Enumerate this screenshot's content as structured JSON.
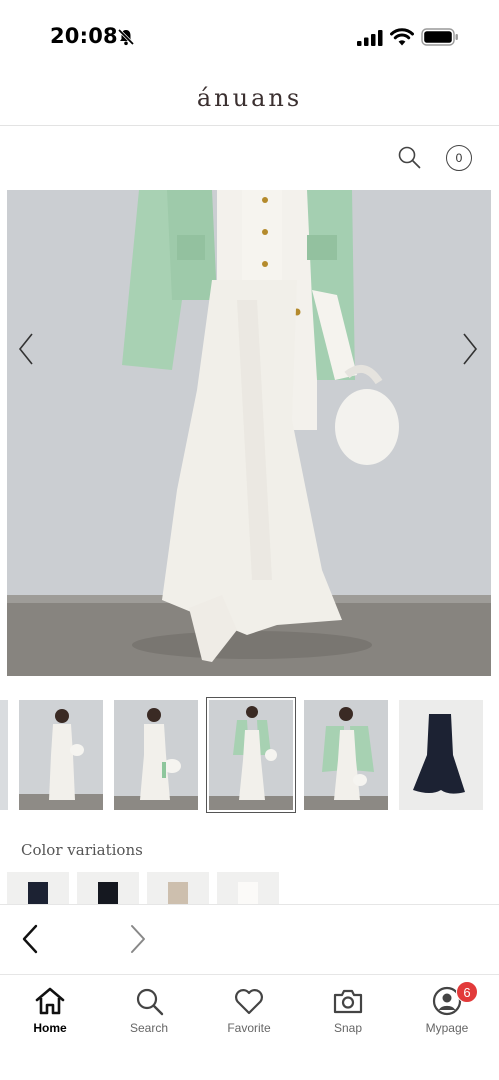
{
  "status_bar": {
    "time": "20:08",
    "icons": [
      "bell-slash-icon",
      "signal-icon",
      "wifi-icon",
      "battery-icon"
    ]
  },
  "header": {
    "brand": "ánuans"
  },
  "toolbar": {
    "search_icon": "search-icon",
    "cart_count": "0"
  },
  "gallery": {
    "thumbnail_count": 5,
    "selected_index": 2,
    "arrows": [
      "chevron-left-icon",
      "chevron-right-icon"
    ]
  },
  "color_variations": {
    "title": "Color variations",
    "swatch_colors": [
      "#1c2233",
      "#151820",
      "#cdbfae",
      "#f2f1ee"
    ]
  },
  "browser_nav": {
    "icons": [
      "back-arrow-icon",
      "forward-arrow-icon"
    ]
  },
  "tab_bar": {
    "items": [
      {
        "label": "Home",
        "icon": "home-icon",
        "active": true
      },
      {
        "label": "Search",
        "icon": "search-icon",
        "active": false
      },
      {
        "label": "Favorite",
        "icon": "heart-icon",
        "active": false
      },
      {
        "label": "Snap",
        "icon": "camera-icon",
        "active": false
      },
      {
        "label": "Mypage",
        "icon": "user-icon",
        "active": false,
        "badge": "6"
      }
    ]
  },
  "colors": {
    "accent_badge": "#e23a3a",
    "jacket_mint": "#a7d1b2",
    "skirt_cream": "#f1efe9"
  }
}
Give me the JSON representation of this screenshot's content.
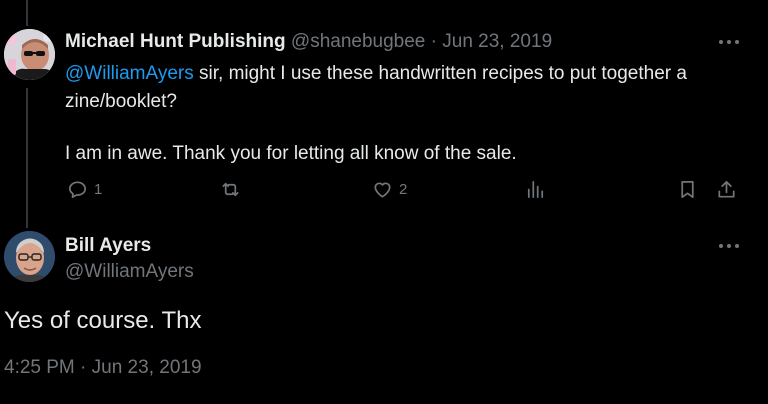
{
  "reply": {
    "author_name": "Michael Hunt Publishing",
    "author_handle": "@shanebugbee",
    "separator": "·",
    "date": "Jun 23, 2019",
    "mention": "@WilliamAyers",
    "text_line1_rest": " sir, might I use these handwritten recipes to put together a zine/booklet?",
    "text_paragraph2": "I am in awe. Thank you for letting all know of the sale.",
    "actions": {
      "reply_count": "1",
      "retweet_count": "",
      "like_count": "2"
    }
  },
  "main": {
    "author_name": "Bill Ayers",
    "author_handle": "@WilliamAyers",
    "text": "Yes of course. Thx",
    "timestamp": "4:25 PM · Jun 23, 2019"
  },
  "icons": {
    "reply": "comment-icon",
    "retweet": "retweet-icon",
    "like": "heart-icon",
    "views": "analytics-icon",
    "bookmark": "bookmark-icon",
    "share": "share-icon",
    "more": "more-icon"
  },
  "colors": {
    "background": "#000000",
    "text": "#e7e9ea",
    "muted": "#71767b",
    "link": "#1d9bf0"
  }
}
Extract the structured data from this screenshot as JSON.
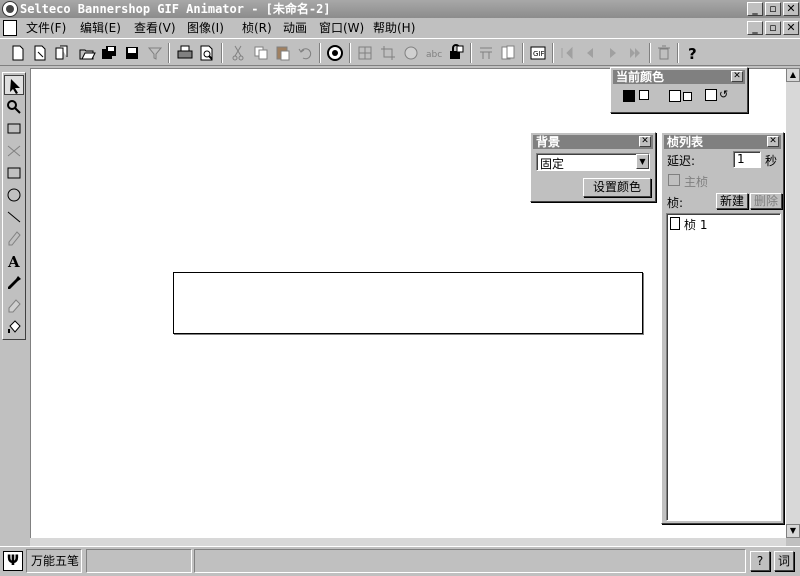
{
  "window": {
    "title": "Selteco Bannershop GIF Animator - [未命名-2]",
    "controls": {
      "minimize": "_",
      "restore": "🗗",
      "close": "✕"
    }
  },
  "menu": {
    "items": [
      {
        "label": "文件(F)"
      },
      {
        "label": "编辑(E)"
      },
      {
        "label": "查看(V)"
      },
      {
        "label": "图像(I)"
      },
      {
        "label": "桢(R)"
      },
      {
        "label": "动画"
      },
      {
        "label": "窗口(W)"
      },
      {
        "label": "帮助(H)"
      }
    ]
  },
  "toolbar": {
    "icons": [
      "new-icon",
      "new-from-image-icon",
      "copy-doc-icon",
      "open-icon",
      "save-all-icon",
      "save-icon",
      "filter-icon",
      "print-icon",
      "print-preview-icon",
      "cut-icon",
      "copy-icon",
      "paste-icon",
      "undo-icon",
      "preview-animation-icon",
      "resize-icon",
      "crop-icon",
      "effects-icon",
      "text-icon",
      "lock-icon",
      "split-icon",
      "frame-icon",
      "optimize-icon",
      "first-frame-icon",
      "prev-frame-icon",
      "next-frame-icon",
      "last-frame-icon",
      "delete-frame-icon",
      "help-icon"
    ]
  },
  "tools": [
    "select-arrow-icon",
    "zoom-icon",
    "frame-rect-icon",
    "scissors-icon",
    "rectangle-icon",
    "ellipse-icon",
    "line-icon",
    "pencil-icon",
    "text-tool-icon",
    "eyedropper-icon",
    "eraser-icon",
    "fill-bucket-icon"
  ],
  "current_color_panel": {
    "title": "当前颜色",
    "foreground": "#000000",
    "background": "#ffffff"
  },
  "background_panel": {
    "title": "背景",
    "mode_value": "固定",
    "set_color_button": "设置颜色"
  },
  "frame_list_panel": {
    "title": "桢列表",
    "delay_label": "延迟:",
    "delay_value": "1",
    "delay_unit": "秒",
    "main_frame_label": "主桢",
    "frames_label": "桢:",
    "new_button": "新建",
    "delete_button": "删除",
    "frames": [
      {
        "label": "桢 1"
      }
    ]
  },
  "statusbar": {
    "ime_label": "万能五笔",
    "help_button": "?",
    "word_button": "词"
  }
}
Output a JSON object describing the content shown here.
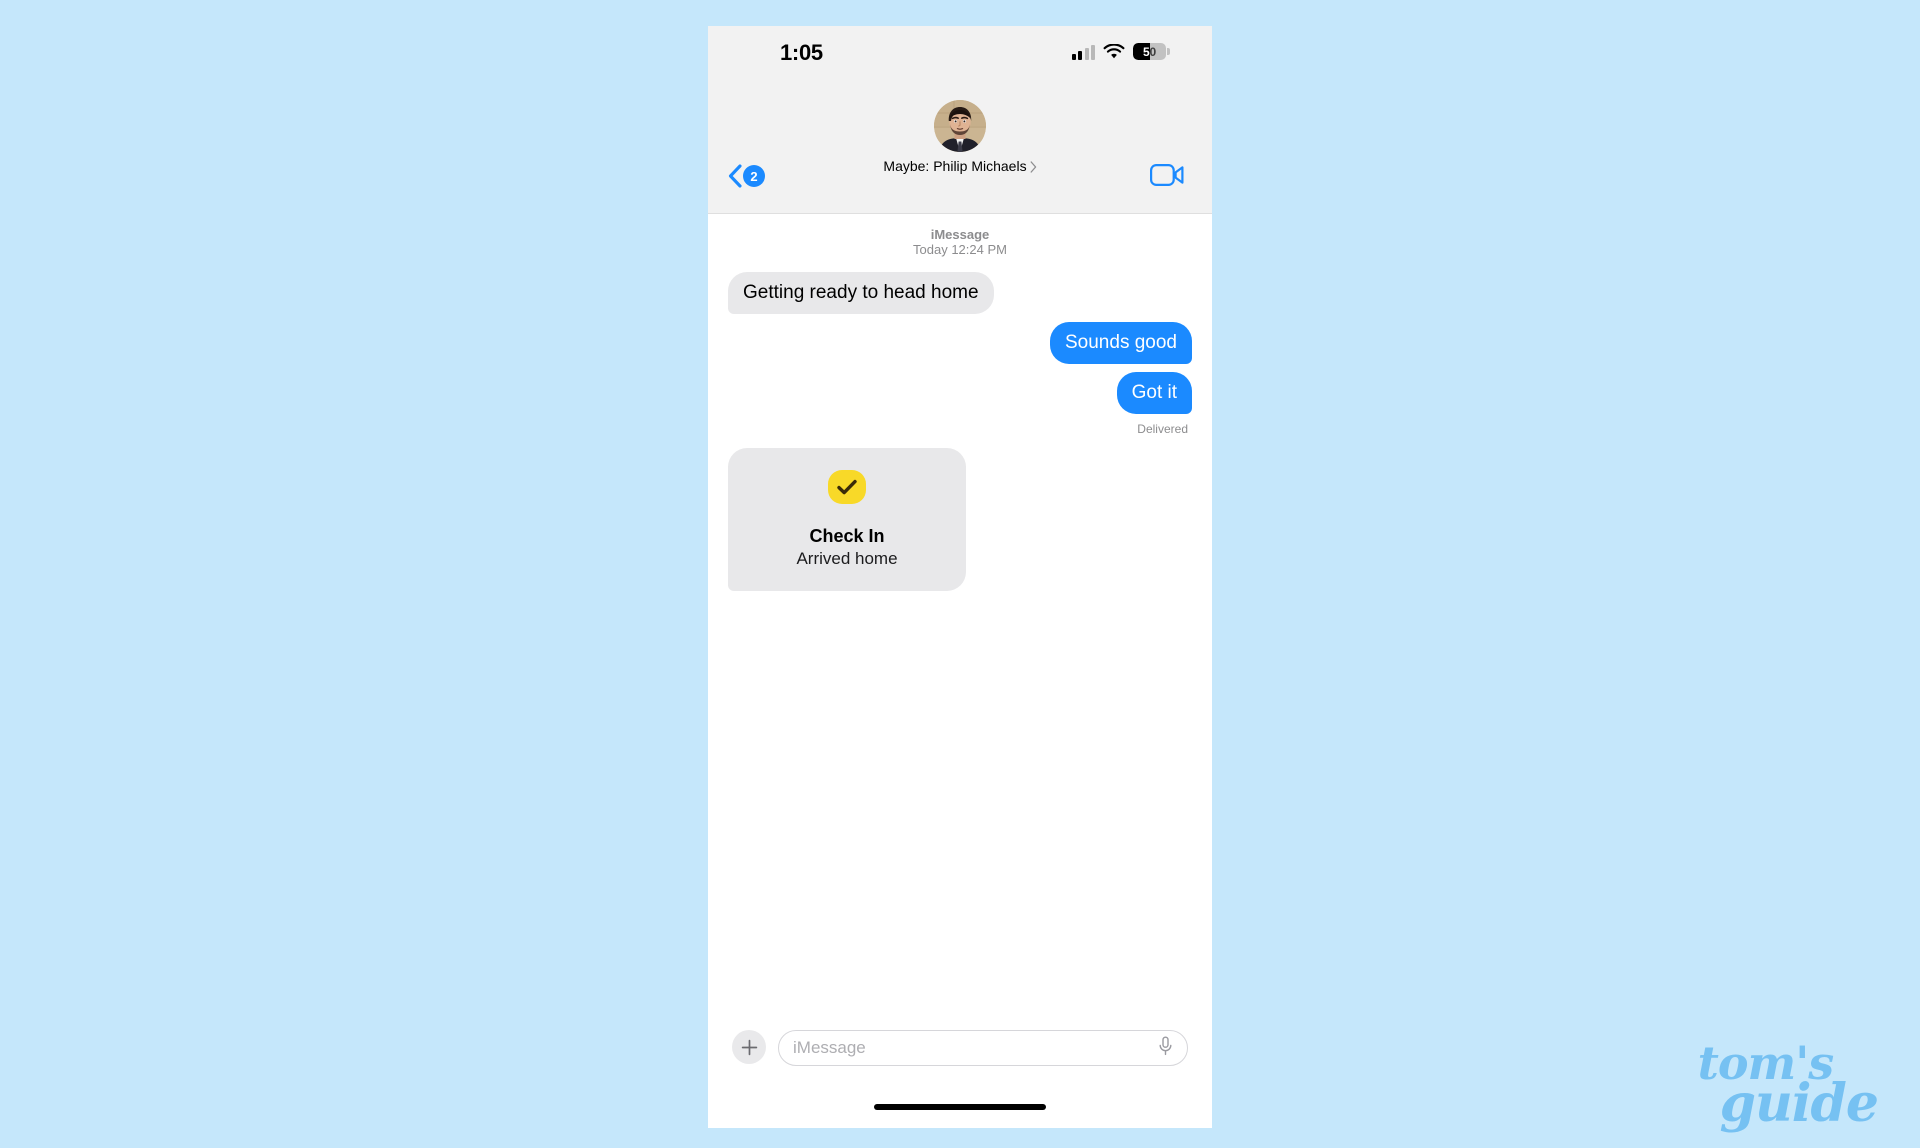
{
  "background_color": "#c5e7fb",
  "status_bar": {
    "time": "1:05",
    "battery_percent": "50",
    "battery_level": 50,
    "cellular_bars": 2,
    "wifi": "wifi-icon"
  },
  "nav_header": {
    "back_badge": "2",
    "contact_name": "Maybe: Philip Michaels",
    "disclosure": "›",
    "facetime_label": "FaceTime"
  },
  "conversation": {
    "service": "iMessage",
    "timestamp": "Today 12:24 PM",
    "messages": [
      {
        "direction": "in",
        "text": "Getting ready to head home"
      },
      {
        "direction": "out",
        "text": "Sounds good"
      },
      {
        "direction": "out",
        "text": "Got it"
      }
    ],
    "delivery_status": "Delivered",
    "check_in": {
      "title": "Check In",
      "subtitle": "Arrived home",
      "icon": "checkmark-icon",
      "icon_color": "#f8d928"
    }
  },
  "input_bar": {
    "add_label": "+",
    "placeholder": "iMessage",
    "value": "",
    "mic": "microphone-icon"
  },
  "watermark": {
    "line1": "tom's",
    "line2": "guide",
    "color": "#76c1f2"
  },
  "colors": {
    "outgoing_bubble": "#1b8aff",
    "incoming_bubble": "#e8e8ea",
    "header_bg": "#f2f2f2",
    "accent": "#1b8aff"
  }
}
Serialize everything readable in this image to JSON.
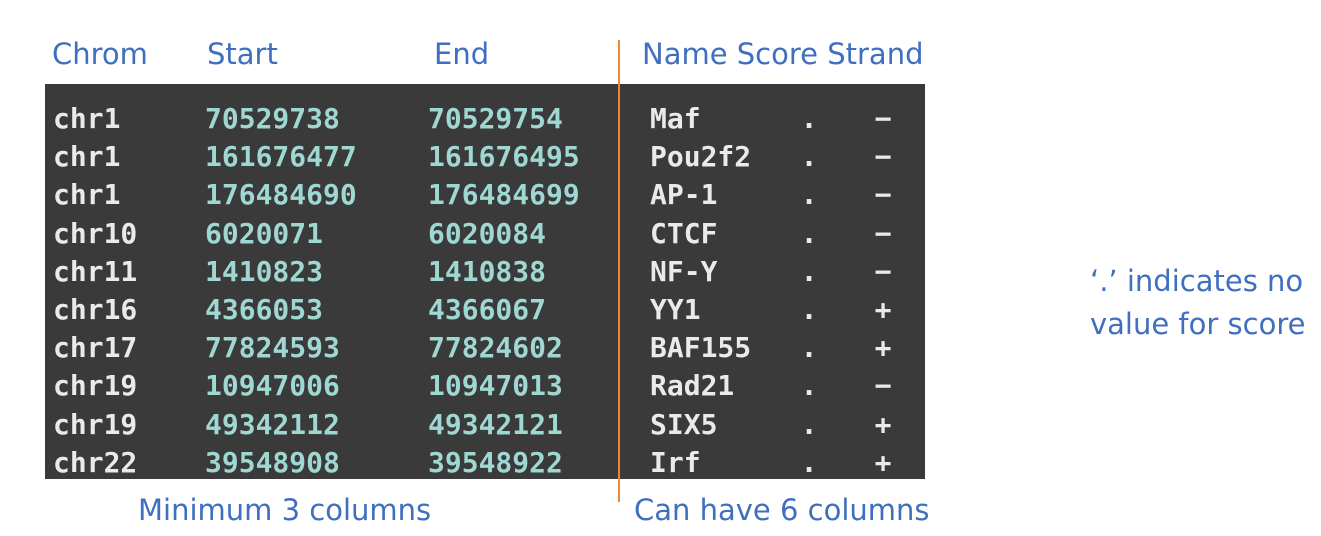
{
  "headers": {
    "chrom": "Chrom",
    "start": "Start",
    "end": "End",
    "name_score_strand": "Name Score Strand"
  },
  "rows": [
    {
      "chrom": "chr1",
      "start": "70529738",
      "end": "70529754",
      "name": "Maf",
      "score": ".",
      "strand": "−"
    },
    {
      "chrom": "chr1",
      "start": "161676477",
      "end": "161676495",
      "name": "Pou2f2",
      "score": ".",
      "strand": "−"
    },
    {
      "chrom": "chr1",
      "start": "176484690",
      "end": "176484699",
      "name": "AP-1",
      "score": ".",
      "strand": "−"
    },
    {
      "chrom": "chr10",
      "start": "6020071",
      "end": "6020084",
      "name": "CTCF",
      "score": ".",
      "strand": "−"
    },
    {
      "chrom": "chr11",
      "start": "1410823",
      "end": "1410838",
      "name": "NF-Y",
      "score": ".",
      "strand": "−"
    },
    {
      "chrom": "chr16",
      "start": "4366053",
      "end": "4366067",
      "name": "YY1",
      "score": ".",
      "strand": "+"
    },
    {
      "chrom": "chr17",
      "start": "77824593",
      "end": "77824602",
      "name": "BAF155",
      "score": ".",
      "strand": "+"
    },
    {
      "chrom": "chr19",
      "start": "10947006",
      "end": "10947013",
      "name": "Rad21",
      "score": ".",
      "strand": "−"
    },
    {
      "chrom": "chr19",
      "start": "49342112",
      "end": "49342121",
      "name": "SIX5",
      "score": ".",
      "strand": "+"
    },
    {
      "chrom": "chr22",
      "start": "39548908",
      "end": "39548922",
      "name": "Irf",
      "score": ".",
      "strand": "+"
    }
  ],
  "footer": {
    "left": "Minimum 3 columns",
    "right": "Can have 6 columns"
  },
  "note": {
    "line1": "‘.’ indicates no",
    "line2": "value for score"
  },
  "colors": {
    "label_blue": "#3f6fbf",
    "divider_orange": "#e8893a",
    "terminal_bg": "#3a3a3a",
    "coord_teal": "#9fd7d2",
    "text_light": "#eaeaea"
  }
}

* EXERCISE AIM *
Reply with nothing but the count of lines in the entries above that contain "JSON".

* ANSWER FOR THE TASK *
5